Exercise directions
Going line by line through the entries below, tally those that hold the string "Release". Give only the total.

Entries supplied

###

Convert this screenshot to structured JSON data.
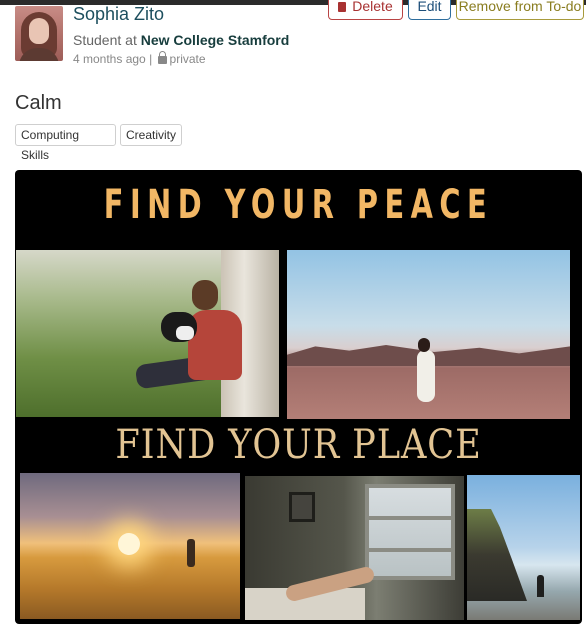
{
  "header": {
    "user_name": "Sophia Zito",
    "role_prefix": "Student at",
    "institution": "New College Stamford",
    "time_ago": "4 months ago",
    "separator": "|",
    "visibility": "private"
  },
  "actions": {
    "delete_label": "Delete",
    "edit_label": "Edit",
    "todo_label": "Remove from To-do"
  },
  "post": {
    "title": "Calm",
    "tags": [
      "Computing Skills",
      "Creativity"
    ]
  },
  "poster": {
    "headline_top": "FIND YOUR PEACE",
    "headline_middle": "FIND YOUR PLACE"
  },
  "colors": {
    "delete": "#a83232",
    "edit": "#1d4f7a",
    "todo": "#8a7d20",
    "headline_top": "#f2b765",
    "headline_middle": "#e2c493"
  },
  "icons": {
    "delete": "trash-icon",
    "visibility": "lock-icon"
  }
}
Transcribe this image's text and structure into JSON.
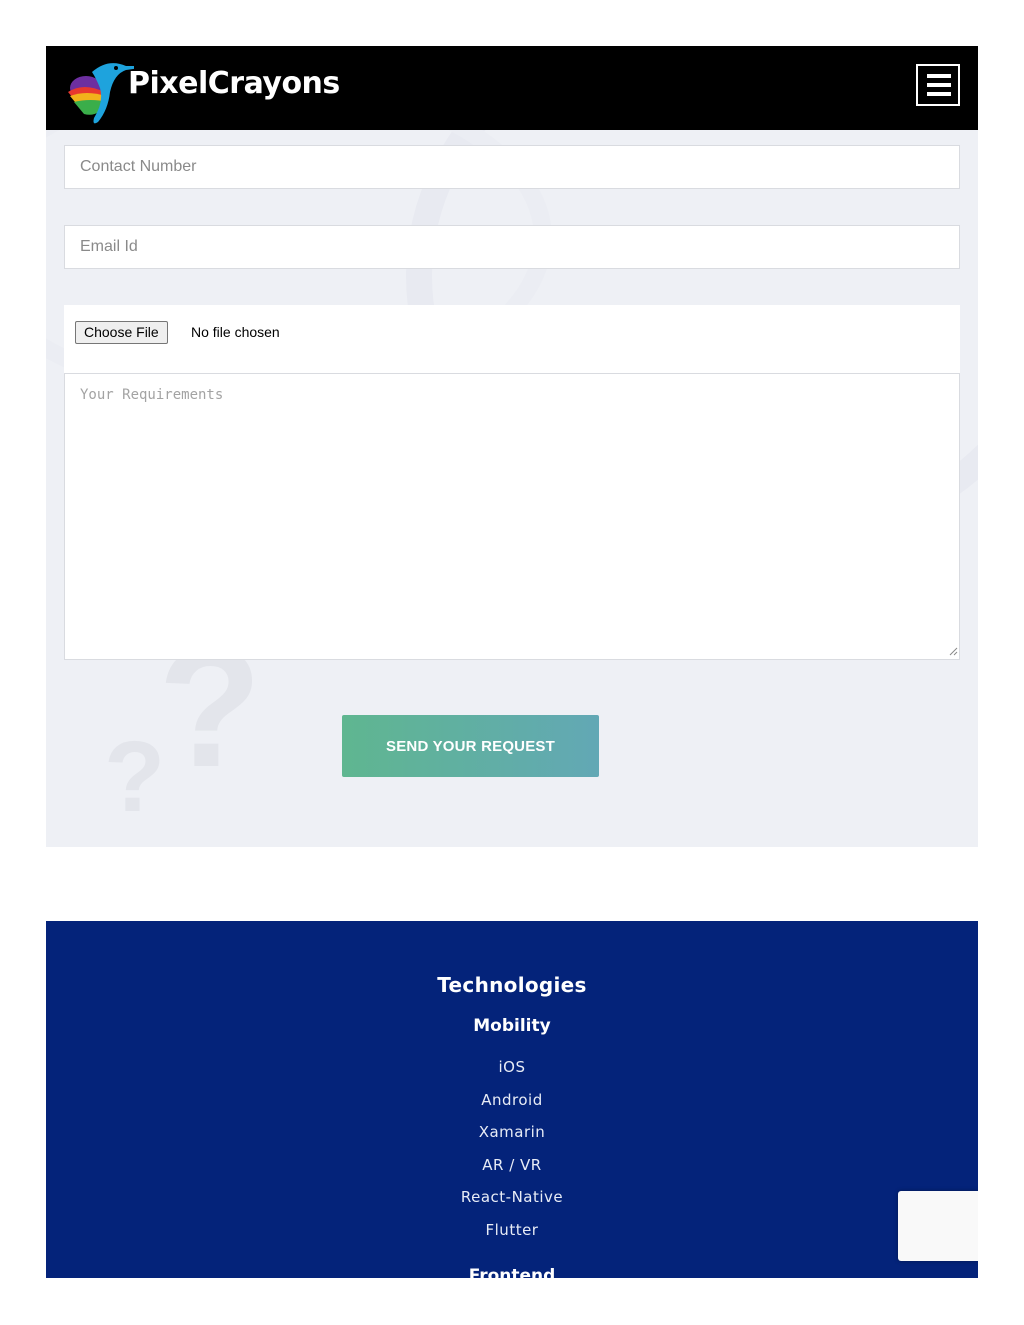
{
  "header": {
    "brand": "PixelCrayons",
    "menu_icon": "hamburger-menu-icon"
  },
  "form": {
    "contact_placeholder": "Contact Number",
    "email_placeholder": "Email Id",
    "file_button_label": "Choose File",
    "file_status": "No file chosen",
    "requirements_placeholder": "Your Requirements",
    "submit_label": "SEND YOUR REQUEST"
  },
  "footer": {
    "title": "Technologies",
    "category": "Mobility",
    "items": [
      "iOS",
      "Android",
      "Xamarin",
      "AR / VR",
      "React-Native",
      "Flutter"
    ],
    "next_category": "Frontend"
  },
  "colors": {
    "header_bg": "#000000",
    "form_bg": "#eef0f5",
    "button_gradient_start": "#5fb690",
    "button_gradient_end": "#62a8b5",
    "footer_bg": "#04237a"
  }
}
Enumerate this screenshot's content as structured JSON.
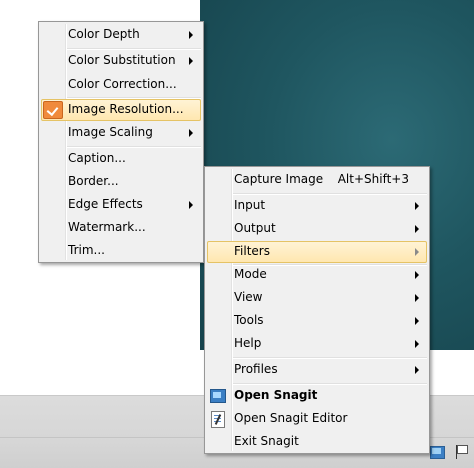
{
  "left_menu": {
    "items": [
      {
        "label": "Color Depth",
        "submenu": true
      },
      {
        "label": "Color Substitution",
        "submenu": true
      },
      {
        "label": "Color Correction...",
        "submenu": false
      },
      {
        "label": "Image Resolution...",
        "submenu": false,
        "checked": true,
        "highlighted": true
      },
      {
        "label": "Image Scaling",
        "submenu": true
      },
      {
        "label": "Caption...",
        "submenu": false
      },
      {
        "label": "Border...",
        "submenu": false
      },
      {
        "label": "Edge Effects",
        "submenu": true
      },
      {
        "label": "Watermark...",
        "submenu": false
      },
      {
        "label": "Trim...",
        "submenu": false
      }
    ]
  },
  "right_menu": {
    "items": [
      {
        "label": "Capture Image",
        "shortcut": "Alt+Shift+3"
      },
      {
        "label": "Input",
        "submenu": true
      },
      {
        "label": "Output",
        "submenu": true
      },
      {
        "label": "Filters",
        "submenu": true,
        "highlighted": true
      },
      {
        "label": "Mode",
        "submenu": true
      },
      {
        "label": "View",
        "submenu": true
      },
      {
        "label": "Tools",
        "submenu": true
      },
      {
        "label": "Help",
        "submenu": true
      },
      {
        "label": "Profiles",
        "submenu": true
      },
      {
        "label": "Open Snagit",
        "bold": true,
        "icon": "snagit-icon"
      },
      {
        "label": "Open Snagit Editor",
        "icon": "snagit-editor-icon"
      },
      {
        "label": "Exit Snagit"
      }
    ]
  },
  "colors": {
    "highlight": "#ffe7b0",
    "check_accent": "#f08a3c",
    "desktop": "#1f5660"
  }
}
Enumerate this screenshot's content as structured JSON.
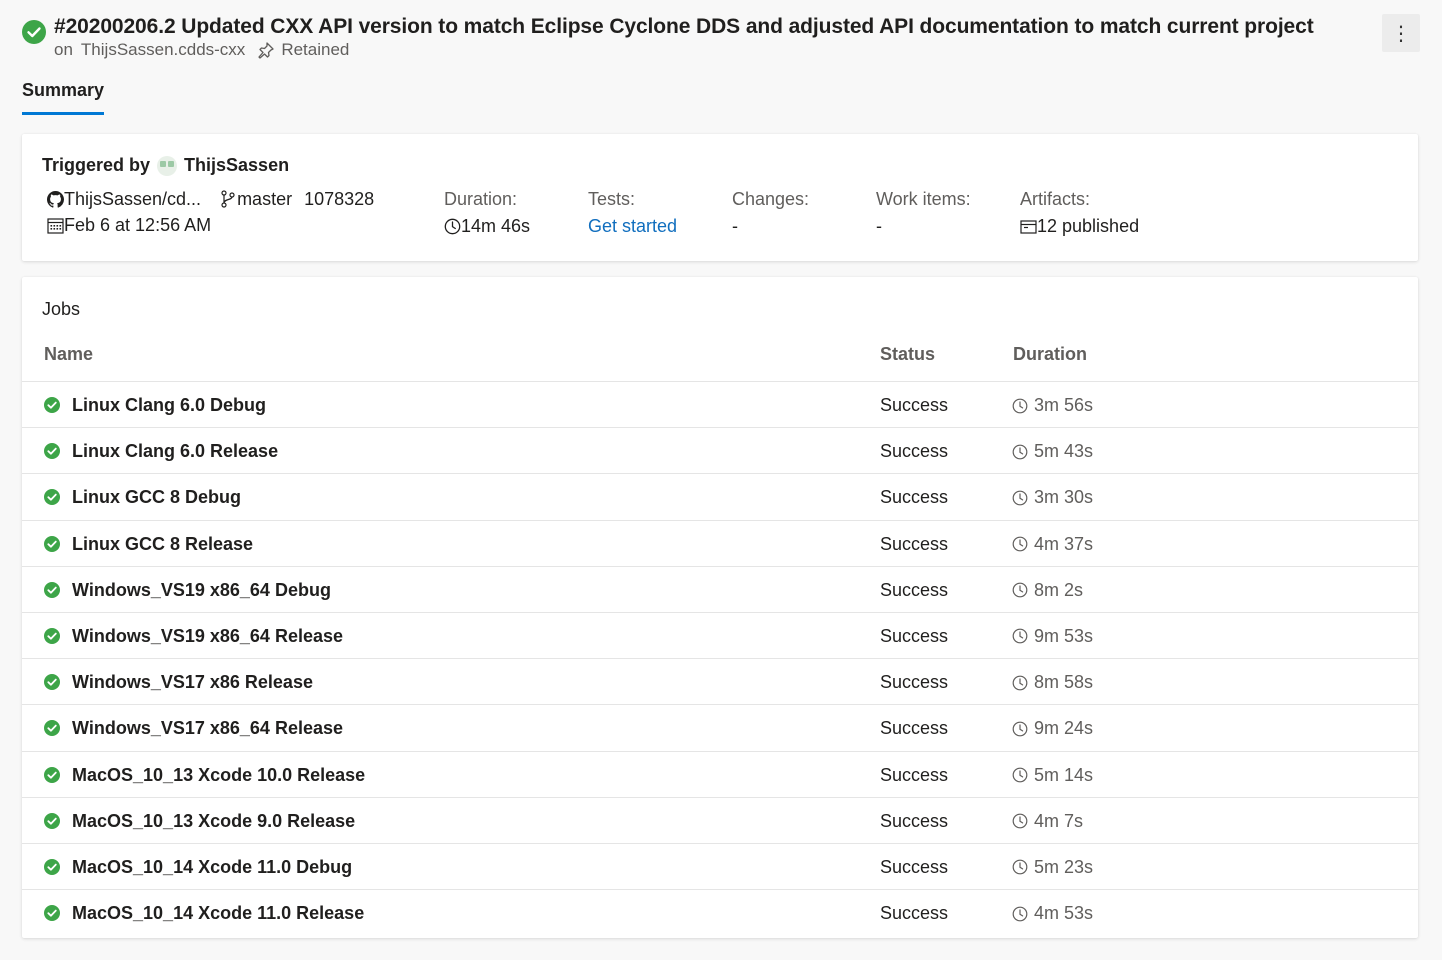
{
  "header": {
    "title": "#20200206.2 Updated CXX API version to match Eclipse Cyclone DDS and adjusted API documentation to match current project",
    "repo_prefix": "on",
    "repo": "ThijsSassen.cdds-cxx",
    "retained": "Retained",
    "more_label": "⋮"
  },
  "tabs": [
    {
      "label": "Summary"
    }
  ],
  "summary": {
    "triggered_by_label": "Triggered by",
    "triggered_by_user": "ThijsSassen",
    "repository": "ThijsSassen/cd...",
    "branch": "master",
    "commit": "1078328",
    "date": "Feb 6 at 12:56 AM",
    "duration_label": "Duration:",
    "duration_value": "14m 46s",
    "tests_label": "Tests:",
    "tests_value": "Get started",
    "changes_label": "Changes:",
    "changes_value": "-",
    "work_items_label": "Work items:",
    "work_items_value": "-",
    "artifacts_label": "Artifacts:",
    "artifacts_value": "12 published"
  },
  "jobs": {
    "title": "Jobs",
    "columns": {
      "name": "Name",
      "status": "Status",
      "duration": "Duration"
    },
    "rows": [
      {
        "name": "Linux Clang 6.0 Debug",
        "status": "Success",
        "duration": "3m 56s"
      },
      {
        "name": "Linux Clang 6.0 Release",
        "status": "Success",
        "duration": "5m 43s"
      },
      {
        "name": "Linux GCC 8 Debug",
        "status": "Success",
        "duration": "3m 30s"
      },
      {
        "name": "Linux GCC 8 Release",
        "status": "Success",
        "duration": "4m 37s"
      },
      {
        "name": "Windows_VS19 x86_64 Debug",
        "status": "Success",
        "duration": "8m 2s"
      },
      {
        "name": "Windows_VS19 x86_64 Release",
        "status": "Success",
        "duration": "9m 53s"
      },
      {
        "name": "Windows_VS17 x86 Release",
        "status": "Success",
        "duration": "8m 58s"
      },
      {
        "name": "Windows_VS17 x86_64 Release",
        "status": "Success",
        "duration": "9m 24s"
      },
      {
        "name": "MacOS_10_13 Xcode 10.0 Release",
        "status": "Success",
        "duration": "5m 14s"
      },
      {
        "name": "MacOS_10_13 Xcode 9.0 Release",
        "status": "Success",
        "duration": "4m 7s"
      },
      {
        "name": "MacOS_10_14 Xcode 11.0 Debug",
        "status": "Success",
        "duration": "5m 23s"
      },
      {
        "name": "MacOS_10_14 Xcode 11.0 Release",
        "status": "Success",
        "duration": "4m 53s"
      }
    ]
  },
  "colors": {
    "success": "#3da548",
    "link": "#106ebe",
    "accent": "#0078d4"
  },
  "icons": {
    "status": "check-circle-icon",
    "pin": "pin-icon",
    "repo": "github-icon",
    "branch": "branch-icon",
    "calendar": "calendar-icon",
    "clock": "clock-icon",
    "artifact": "artifact-icon"
  }
}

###

Exercise result
8